Now available on DVD, “Quartet” stars Pauline Collins, Billy Connolly, Tom Courtenay, Michael Gambon, and Maggie Smith in the directorial debut of Dustin Hoffman — at 77 years old. The post-, post-“Graduate” actor earns top marks in this “small” but effective film, decidedly an “actors’ movie,” one that is full of wonderful actors and musicians, most of them of a certain age.
Set in fictional Beecham House, a retirement home for English singers and musicians, the story involves the preparations for an imminent annual fund-raising gala in celebration of Verdi’s birthday. This year’s affair is crucial, since the place is threatened with closing should its patrons prove insufficiently generous. The imperious longtime director, Cedric Livingston (Gambon), is having an unusually difficult time rounding up talent, since his principals have the annoying habit of getting sick or dying.
So when former diva Jean Horton (Smith), takes up residence, she looks like a godsend. But be careful of what you wish for: not only is Jean a headstrong, egotistical diva, but she and her ex-husband and current Beecham resident, Reg (Courtenay), have a history of ill will. Seems that Jean cheated on Reg about nine hours after they were wed, and he has never forgiven her for the heartbreak. Since she and Reg, along with Cissy (Collins) and Wilf (Connolly), would perform the evening’s highlight, the famous quartet from Verdi’s “Rigoletto,” it’s crucial that they reconcile.

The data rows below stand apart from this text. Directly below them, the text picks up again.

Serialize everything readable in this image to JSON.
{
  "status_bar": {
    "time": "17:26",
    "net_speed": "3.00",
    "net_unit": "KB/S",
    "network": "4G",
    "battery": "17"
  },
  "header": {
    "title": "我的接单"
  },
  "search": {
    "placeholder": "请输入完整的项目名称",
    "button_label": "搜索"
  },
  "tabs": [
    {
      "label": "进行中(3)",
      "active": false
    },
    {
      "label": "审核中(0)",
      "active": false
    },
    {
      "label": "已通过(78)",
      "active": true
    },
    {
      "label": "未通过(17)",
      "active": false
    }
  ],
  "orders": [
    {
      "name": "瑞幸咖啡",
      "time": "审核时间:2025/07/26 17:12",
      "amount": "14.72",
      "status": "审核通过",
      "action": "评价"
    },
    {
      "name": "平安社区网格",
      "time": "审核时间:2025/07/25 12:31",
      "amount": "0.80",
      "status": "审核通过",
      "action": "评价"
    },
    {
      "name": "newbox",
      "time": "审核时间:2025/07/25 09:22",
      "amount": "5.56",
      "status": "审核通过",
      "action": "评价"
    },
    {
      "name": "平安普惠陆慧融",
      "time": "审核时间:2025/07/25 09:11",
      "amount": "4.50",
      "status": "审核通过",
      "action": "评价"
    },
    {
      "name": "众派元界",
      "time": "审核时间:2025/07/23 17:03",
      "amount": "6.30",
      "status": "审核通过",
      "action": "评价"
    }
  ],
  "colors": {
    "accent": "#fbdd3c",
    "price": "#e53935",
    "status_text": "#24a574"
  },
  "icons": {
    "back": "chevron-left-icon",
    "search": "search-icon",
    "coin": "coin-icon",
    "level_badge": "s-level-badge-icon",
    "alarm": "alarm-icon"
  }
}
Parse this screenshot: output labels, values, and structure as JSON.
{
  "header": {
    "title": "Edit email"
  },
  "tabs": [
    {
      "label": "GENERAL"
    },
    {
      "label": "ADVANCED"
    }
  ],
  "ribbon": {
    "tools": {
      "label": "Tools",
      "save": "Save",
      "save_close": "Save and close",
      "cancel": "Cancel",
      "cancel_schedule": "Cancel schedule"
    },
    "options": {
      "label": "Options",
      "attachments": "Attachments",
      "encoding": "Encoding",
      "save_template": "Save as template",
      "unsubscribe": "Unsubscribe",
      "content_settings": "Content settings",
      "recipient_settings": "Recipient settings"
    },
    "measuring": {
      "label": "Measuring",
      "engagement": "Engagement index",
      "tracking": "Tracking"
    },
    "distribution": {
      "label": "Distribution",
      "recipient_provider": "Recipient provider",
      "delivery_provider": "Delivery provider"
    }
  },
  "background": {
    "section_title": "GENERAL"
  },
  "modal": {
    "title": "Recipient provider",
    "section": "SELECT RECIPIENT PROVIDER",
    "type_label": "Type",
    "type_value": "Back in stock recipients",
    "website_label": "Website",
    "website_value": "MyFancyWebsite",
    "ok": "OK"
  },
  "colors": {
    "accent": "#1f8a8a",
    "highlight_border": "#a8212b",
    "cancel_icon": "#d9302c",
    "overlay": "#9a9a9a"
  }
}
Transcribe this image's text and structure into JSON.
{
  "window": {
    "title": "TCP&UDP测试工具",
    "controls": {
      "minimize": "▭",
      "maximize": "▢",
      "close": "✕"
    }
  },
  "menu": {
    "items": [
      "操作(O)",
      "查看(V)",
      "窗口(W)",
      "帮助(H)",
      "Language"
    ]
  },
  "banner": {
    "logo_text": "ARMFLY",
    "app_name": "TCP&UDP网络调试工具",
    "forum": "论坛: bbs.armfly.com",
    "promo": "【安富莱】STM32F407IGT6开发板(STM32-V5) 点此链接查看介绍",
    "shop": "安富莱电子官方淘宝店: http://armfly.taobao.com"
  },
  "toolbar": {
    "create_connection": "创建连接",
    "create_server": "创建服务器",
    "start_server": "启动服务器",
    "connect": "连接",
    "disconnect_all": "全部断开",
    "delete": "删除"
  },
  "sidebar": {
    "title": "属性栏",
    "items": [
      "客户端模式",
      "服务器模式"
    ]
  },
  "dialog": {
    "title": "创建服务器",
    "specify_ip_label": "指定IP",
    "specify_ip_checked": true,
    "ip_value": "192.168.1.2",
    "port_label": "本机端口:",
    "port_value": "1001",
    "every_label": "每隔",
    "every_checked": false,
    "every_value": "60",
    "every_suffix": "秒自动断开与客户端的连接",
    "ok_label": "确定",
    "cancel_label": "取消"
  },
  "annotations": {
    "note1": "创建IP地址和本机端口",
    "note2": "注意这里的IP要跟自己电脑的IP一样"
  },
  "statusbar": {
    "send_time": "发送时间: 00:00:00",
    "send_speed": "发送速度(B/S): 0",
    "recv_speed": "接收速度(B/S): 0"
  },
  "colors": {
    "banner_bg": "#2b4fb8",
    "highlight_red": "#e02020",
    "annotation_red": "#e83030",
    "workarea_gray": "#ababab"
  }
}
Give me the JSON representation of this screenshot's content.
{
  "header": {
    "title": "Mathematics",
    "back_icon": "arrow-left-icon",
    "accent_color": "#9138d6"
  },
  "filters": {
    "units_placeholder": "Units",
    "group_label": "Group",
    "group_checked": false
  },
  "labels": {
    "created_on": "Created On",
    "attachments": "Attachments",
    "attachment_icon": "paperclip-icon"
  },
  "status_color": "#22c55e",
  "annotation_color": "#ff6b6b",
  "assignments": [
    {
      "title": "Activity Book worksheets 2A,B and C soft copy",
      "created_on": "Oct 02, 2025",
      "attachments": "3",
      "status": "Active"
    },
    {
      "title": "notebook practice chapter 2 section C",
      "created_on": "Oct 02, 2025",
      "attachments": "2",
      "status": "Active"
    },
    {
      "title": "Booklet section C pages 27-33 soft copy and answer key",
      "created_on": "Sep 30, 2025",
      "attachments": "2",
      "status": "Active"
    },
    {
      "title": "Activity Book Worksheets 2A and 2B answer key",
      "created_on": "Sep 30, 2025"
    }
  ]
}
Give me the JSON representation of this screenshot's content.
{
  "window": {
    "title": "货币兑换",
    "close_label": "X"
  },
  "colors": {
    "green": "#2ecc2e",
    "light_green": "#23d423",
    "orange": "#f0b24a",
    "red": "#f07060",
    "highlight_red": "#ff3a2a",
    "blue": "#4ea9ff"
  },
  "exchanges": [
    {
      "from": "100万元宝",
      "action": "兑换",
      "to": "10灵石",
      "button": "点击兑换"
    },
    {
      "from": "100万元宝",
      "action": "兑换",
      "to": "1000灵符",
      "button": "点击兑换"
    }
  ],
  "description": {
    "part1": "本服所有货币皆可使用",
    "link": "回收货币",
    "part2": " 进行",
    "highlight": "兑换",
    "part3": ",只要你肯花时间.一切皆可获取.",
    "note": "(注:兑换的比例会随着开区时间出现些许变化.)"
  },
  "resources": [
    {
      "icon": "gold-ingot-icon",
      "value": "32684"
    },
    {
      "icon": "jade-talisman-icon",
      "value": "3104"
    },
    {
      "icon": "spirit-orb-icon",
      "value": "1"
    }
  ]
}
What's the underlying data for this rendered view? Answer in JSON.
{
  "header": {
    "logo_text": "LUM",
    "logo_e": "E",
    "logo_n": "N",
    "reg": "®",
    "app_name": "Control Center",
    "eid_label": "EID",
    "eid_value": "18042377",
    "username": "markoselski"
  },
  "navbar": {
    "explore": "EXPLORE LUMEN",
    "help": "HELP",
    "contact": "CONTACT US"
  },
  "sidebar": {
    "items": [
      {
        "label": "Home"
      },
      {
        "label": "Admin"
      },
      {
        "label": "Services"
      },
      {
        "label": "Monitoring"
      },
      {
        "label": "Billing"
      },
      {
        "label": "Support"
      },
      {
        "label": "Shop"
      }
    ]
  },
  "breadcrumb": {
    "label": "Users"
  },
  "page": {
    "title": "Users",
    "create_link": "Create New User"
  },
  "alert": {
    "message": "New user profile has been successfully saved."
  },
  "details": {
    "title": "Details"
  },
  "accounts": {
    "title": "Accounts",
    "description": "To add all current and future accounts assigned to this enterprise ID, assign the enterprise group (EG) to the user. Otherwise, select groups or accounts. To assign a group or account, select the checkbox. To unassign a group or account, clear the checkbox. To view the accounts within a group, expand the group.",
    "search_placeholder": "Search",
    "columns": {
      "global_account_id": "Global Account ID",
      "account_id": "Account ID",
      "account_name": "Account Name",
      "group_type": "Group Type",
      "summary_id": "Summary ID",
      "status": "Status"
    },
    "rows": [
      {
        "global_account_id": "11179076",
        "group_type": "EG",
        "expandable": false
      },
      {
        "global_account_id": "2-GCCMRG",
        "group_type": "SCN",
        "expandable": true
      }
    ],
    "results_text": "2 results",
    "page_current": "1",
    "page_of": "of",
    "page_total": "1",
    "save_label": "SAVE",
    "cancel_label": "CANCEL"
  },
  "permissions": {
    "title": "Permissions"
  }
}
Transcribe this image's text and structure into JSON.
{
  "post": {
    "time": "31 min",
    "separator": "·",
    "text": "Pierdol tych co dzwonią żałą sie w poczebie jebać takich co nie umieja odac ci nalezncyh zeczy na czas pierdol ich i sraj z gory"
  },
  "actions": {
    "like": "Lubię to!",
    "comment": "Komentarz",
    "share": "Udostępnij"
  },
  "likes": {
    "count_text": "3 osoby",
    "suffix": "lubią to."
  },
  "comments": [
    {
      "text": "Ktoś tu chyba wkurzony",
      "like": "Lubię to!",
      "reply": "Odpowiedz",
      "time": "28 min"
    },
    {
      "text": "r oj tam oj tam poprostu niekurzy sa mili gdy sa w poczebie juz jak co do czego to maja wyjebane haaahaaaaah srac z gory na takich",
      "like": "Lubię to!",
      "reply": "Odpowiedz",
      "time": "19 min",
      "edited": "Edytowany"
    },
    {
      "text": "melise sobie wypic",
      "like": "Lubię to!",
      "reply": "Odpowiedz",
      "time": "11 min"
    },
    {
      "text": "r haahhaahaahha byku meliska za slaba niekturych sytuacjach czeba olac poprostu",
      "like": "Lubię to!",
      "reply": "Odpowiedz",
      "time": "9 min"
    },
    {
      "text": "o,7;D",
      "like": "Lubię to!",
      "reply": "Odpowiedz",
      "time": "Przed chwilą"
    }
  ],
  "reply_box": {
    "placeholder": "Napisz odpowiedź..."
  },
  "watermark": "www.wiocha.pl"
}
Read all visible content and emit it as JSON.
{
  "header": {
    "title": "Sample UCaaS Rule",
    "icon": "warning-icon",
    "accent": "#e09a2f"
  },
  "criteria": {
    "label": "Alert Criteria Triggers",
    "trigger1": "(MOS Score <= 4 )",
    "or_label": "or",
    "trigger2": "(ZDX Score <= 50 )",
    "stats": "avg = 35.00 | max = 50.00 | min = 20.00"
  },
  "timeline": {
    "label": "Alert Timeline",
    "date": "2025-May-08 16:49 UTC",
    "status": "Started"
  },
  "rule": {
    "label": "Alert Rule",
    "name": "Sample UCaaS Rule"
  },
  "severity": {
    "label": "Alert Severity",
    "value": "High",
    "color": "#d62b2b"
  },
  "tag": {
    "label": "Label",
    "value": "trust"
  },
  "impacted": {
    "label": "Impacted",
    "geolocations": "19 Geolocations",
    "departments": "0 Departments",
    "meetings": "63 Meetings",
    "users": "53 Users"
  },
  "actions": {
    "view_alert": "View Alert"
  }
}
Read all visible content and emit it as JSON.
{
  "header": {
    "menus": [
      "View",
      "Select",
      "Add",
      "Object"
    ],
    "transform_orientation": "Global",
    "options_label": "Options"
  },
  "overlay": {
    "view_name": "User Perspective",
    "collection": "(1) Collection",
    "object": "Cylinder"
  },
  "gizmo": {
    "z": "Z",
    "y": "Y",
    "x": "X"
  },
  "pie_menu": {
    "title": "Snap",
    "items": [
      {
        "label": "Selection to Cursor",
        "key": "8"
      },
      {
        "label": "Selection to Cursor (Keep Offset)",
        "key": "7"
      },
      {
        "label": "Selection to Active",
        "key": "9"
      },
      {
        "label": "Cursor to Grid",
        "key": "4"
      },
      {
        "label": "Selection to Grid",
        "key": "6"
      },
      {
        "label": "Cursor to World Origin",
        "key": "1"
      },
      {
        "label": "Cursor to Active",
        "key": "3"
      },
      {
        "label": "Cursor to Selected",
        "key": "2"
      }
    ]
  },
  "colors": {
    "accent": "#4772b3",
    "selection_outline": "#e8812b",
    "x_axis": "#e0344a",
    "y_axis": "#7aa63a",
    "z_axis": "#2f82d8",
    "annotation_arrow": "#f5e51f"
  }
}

This being a comedy, albeit one with some sad thematic undertones concerning aging and various kinds of loss, they do get back together, though we never quite get to see the resulting triumph. Along the way to this thoroughly predictable resolution, however, we benefit from these veteran actors’ delightful realization of Ronald Harwood’s screenplay, adapted from his own stage play. Hoffman and cinematographer John de Borman take the story outside onto the beautiful grounds of Hedsor House and Park in Buckinghamshire. Dario Marianelli’s original score and recordings, which run the gamut from rap to music hall to Bach and Mozart infuse the scenes with music deftly chosen for the mood and the moment in the script. Stick around for the closing credits, which show many of the supporting cast in their salad days, a touching tribute to their manifold talents.
Rated “PG-13” for language and some comic sexual suggestiveness, “Quartet” did not make much money in its theatrical release: it might be hard to find at your favorite DVD outlet. It’s not a requirement that you be on Medicare to enjoy it, though those who are will get some jokes that the less grey-haired will not. In any case, this movie gives me hope that, as my generation ages, more movies like “Quartet” will be made for us and with stars like those featured here.